The Genocide Convention’s definition of genocide derives from but also shrinks the concept as initially coined by Raphael Lemkin. This chapter unpacks the notion Lemkin had originated and traces how it narrowed through the treaty-making process. The path that genocide took from invented concept to proscribed crime in turn evokes questions about how the formation of law through treaty can deform the ideas that may have prompted the push towards law. Counterfactually, this chapter contrasts the path of crimes against humanity, which only in very recent years has become cogitated as something that ‘needs’ an owner-occupied international convention. In the end, perhaps, an alternate route for the crime of genocide – which Lemkin did not pursue – would have been for it to have been taken as a term of art, organic and open-ended, and then left to stew and brew at a variety of discursive levels before becoming codified: bricolage from below rather than vulcanization from above. Perhaps had this counterfactual path been taken the legal definition of genocide would have been broader and more congruent with Lemkin’s original understanding. That said, it is clear that the legal definition matches many, though certainly not all, of the fundamental values that Lemkin intended the criminalization of genocide to protect. Moreover, codification permitted an interpretive baton to be passed to judges, who may over time incrementally align the crime of genocide closer to Lemkin’s original framing.

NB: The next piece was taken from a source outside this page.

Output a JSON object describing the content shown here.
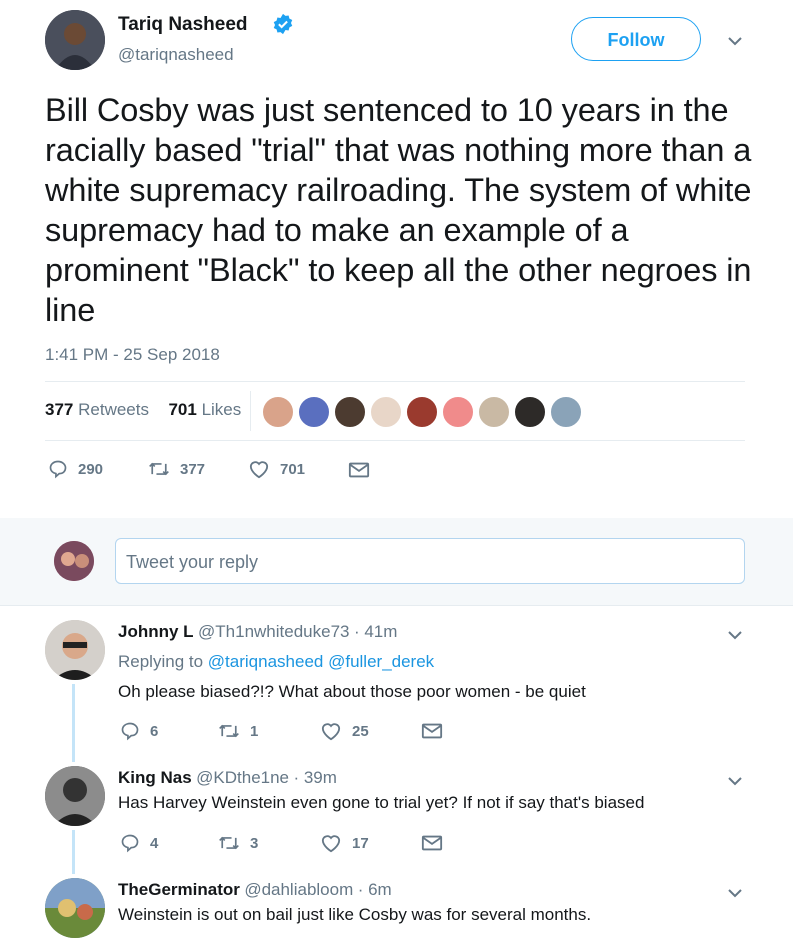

Thursday, October 25, 2018
Drumbl on Defining Genocide
Mark Drumbl, Washington and Lee University School of Law, has posted Genocide: The Choppy Journey to Codification: